Monday, June 15, 2015
What Has Big Brothers Meant to Me?
Big Brothers was introduced into my life at age thirteen, one year after I lost my Toronto ex-policeman father. That was when I met my Big Brother, Wayne. Some of our more memorable times together would include going to the stock car races at Pinecrest and other tracks, with some time spent in the pits afterwards with drivers he knew. We also had visits with his close family, who always made me feel at home.
Having a Big Brother was such a positive experience for me that, at twenty-one, I became a Big Brother myself, to two fatherless boys in Toronto, and played on the Big Brothers Toronto hockey team.
For a time, Wayne and I were asked to assist together at the orientation meetings, where we would introduce the agency to prospective Big Brothers. In the early 1970s, I moved my young family and became a volunteer with Big Brothers Oshawa/Whitby. Jean ran the agency at the time when we set up the Big Brothers hockey team to play in the local Durham Men’s League. Our team, with the addition of former NHL stars like Ron Ellis and Dick Duff, would also play a benefit game once a year at the Civic Auditorium against Dave Duval and the CFTO Bassett Hounds, with the crowd supporting an equipment fund for our needy Little Brothers.
I have now known Wayne for forty-nine years, and our friendship continues to this day, although things have changed. Now it’s me who picks him up, taking him to events he enjoys, like seeing LeAnn Rimes at Massey Hall or Merle Haggard in Rama. Wayne and his wife, Marie, are good friends with my wife’s family and are included in family functions. You reap what you sow! Wayne was my best man at my wedding forty years ago, and we still maintain regular contact. To paraphrase, “A heart is not known for how much you love but how much you are loved by others.”
Today, I am semi-retired from a successful York Region manufacturing business that my son now operates. My wife and I have four children and four grandchildren. Wayne and Marie took a hurting thirteen-year-old child into their hearts many years ago, and for that I will always be grateful.

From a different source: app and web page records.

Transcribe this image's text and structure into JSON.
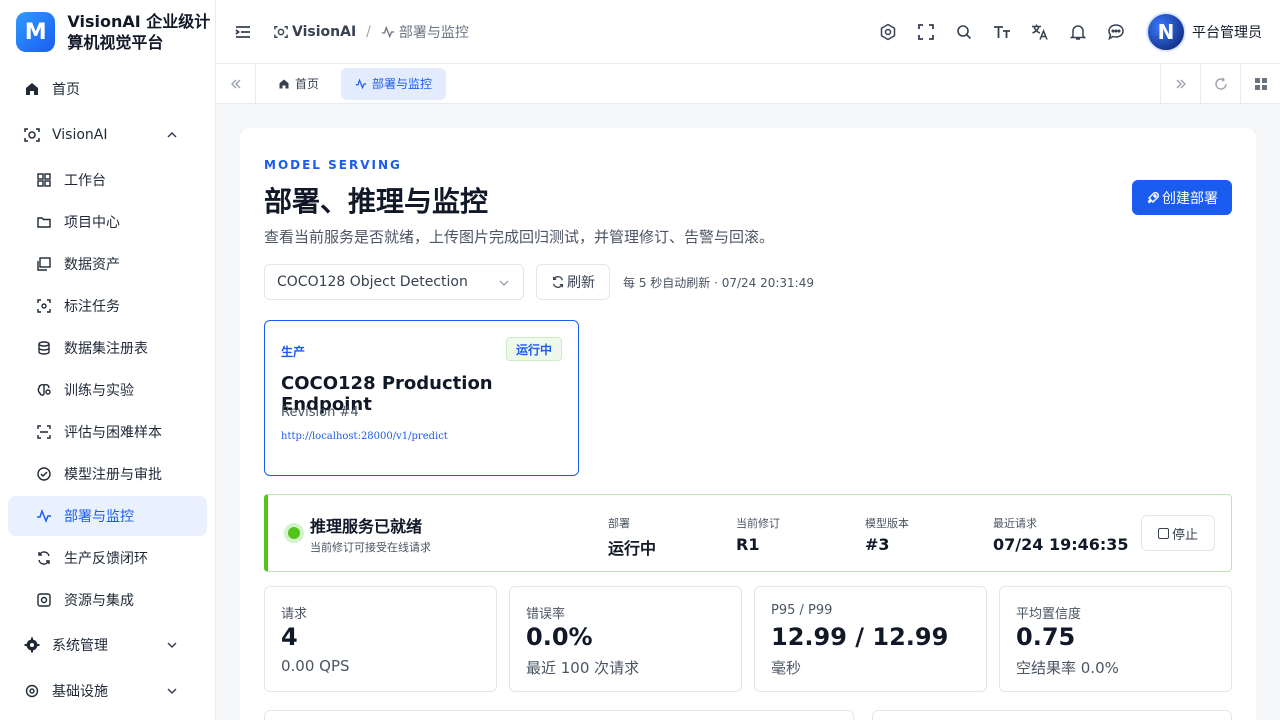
{
  "app": {
    "logo_letter": "M",
    "title": "VisionAI 企业级计算机视觉平台"
  },
  "sidebar": {
    "home": "首页",
    "visionai": "VisionAI",
    "items": [
      "工作台",
      "项目中心",
      "数据资产",
      "标注任务",
      "数据集注册表",
      "训练与实验",
      "评估与困难样本",
      "模型注册与审批",
      "部署与监控",
      "生产反馈闭环",
      "资源与集成"
    ],
    "system": "系统管理",
    "infra": "基础设施"
  },
  "header": {
    "crumb_root": "VisionAI",
    "crumb_sep": "/",
    "crumb_current": "部署与监控",
    "avatar_letter": "N",
    "user_name": "平台管理员"
  },
  "tabs": [
    {
      "label": "首页"
    },
    {
      "label": "部署与监控"
    }
  ],
  "page": {
    "eyebrow": "MODEL SERVING",
    "title": "部署、推理与监控",
    "description": "查看当前服务是否就绪，上传图片完成回归测试，并管理修订、告警与回滚。",
    "create_label": "创建部署",
    "select_value": "COCO128 Object Detection",
    "refresh_label": "刷新",
    "auto_refresh": "每 5 秒自动刷新 · 07/24 20:31:49"
  },
  "endpoint": {
    "env": "生产",
    "status": "运行中",
    "name": "COCO128 Production Endpoint",
    "revision": "Revision #4",
    "url": "http://localhost:28000/v1/predict"
  },
  "ready": {
    "title": "推理服务已就绪",
    "subtitle": "当前修订可接受在线请求",
    "fields": [
      {
        "k": "部署",
        "v": "运行中"
      },
      {
        "k": "当前修订",
        "v": "R1"
      },
      {
        "k": "模型版本",
        "v": "#3"
      },
      {
        "k": "最近请求",
        "v": "07/24 19:46:35"
      }
    ],
    "stop_label": "停止"
  },
  "metrics": [
    {
      "label": "请求",
      "value": "4",
      "sub": "0.00 QPS"
    },
    {
      "label": "错误率",
      "value": "0.0%",
      "sub": "最近 100 次请求"
    },
    {
      "label": "P95 / P99",
      "value": "12.99 / 12.99",
      "sub": "毫秒"
    },
    {
      "label": "平均置信度",
      "value": "0.75",
      "sub": "空结果率 0.0%"
    }
  ],
  "colors": {
    "primary": "#1a5cf0",
    "success": "#52c41a",
    "active_bg": "#e9f1ff"
  }
}
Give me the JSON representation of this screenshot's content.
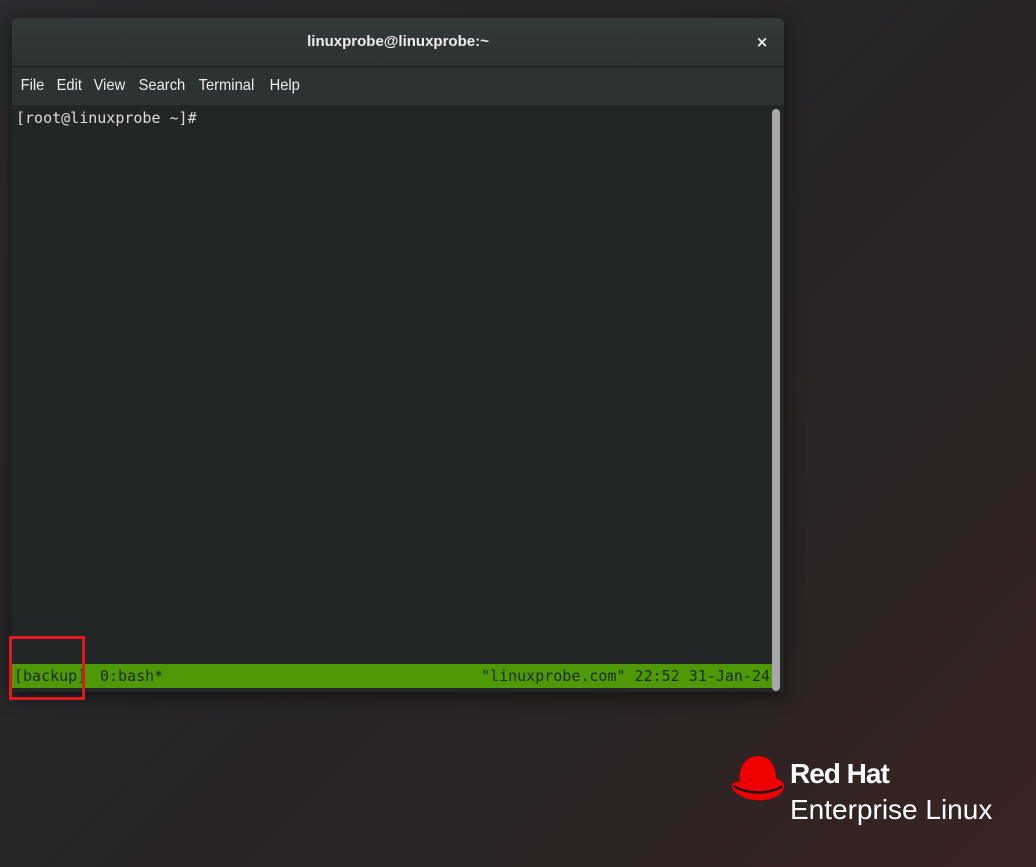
{
  "window": {
    "title": "linuxprobe@linuxprobe:~",
    "close_label": "×"
  },
  "menubar": {
    "items": [
      {
        "label": "File"
      },
      {
        "label": "Edit"
      },
      {
        "label": "View"
      },
      {
        "label": "Search"
      },
      {
        "label": "Terminal"
      },
      {
        "label": "Help"
      }
    ]
  },
  "terminal": {
    "prompt": "[root@linuxprobe ~]#"
  },
  "tmux_status": {
    "session": "[backup]",
    "window": "0:bash*",
    "right": "\"linuxprobe.com\" 22:52 31-Jan-24"
  },
  "brand": {
    "line1": "Red Hat",
    "line2": "Enterprise Linux"
  },
  "colors": {
    "status_bar": "#4e9a06",
    "highlight_box": "#e0191c",
    "brand_red": "#ee0000"
  }
}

Magic happens when a caring adult stoops to help a youngster in need! Every fatherless boy needs a Big Brother, and every motherless girl deserves a Big Sister to share time with, talk to, or confide in. From the Soap Box Derby to the annual Bowl for Kids’ Sake, the focus is always on the child! Volunteering makes a big difference in everyone’s life.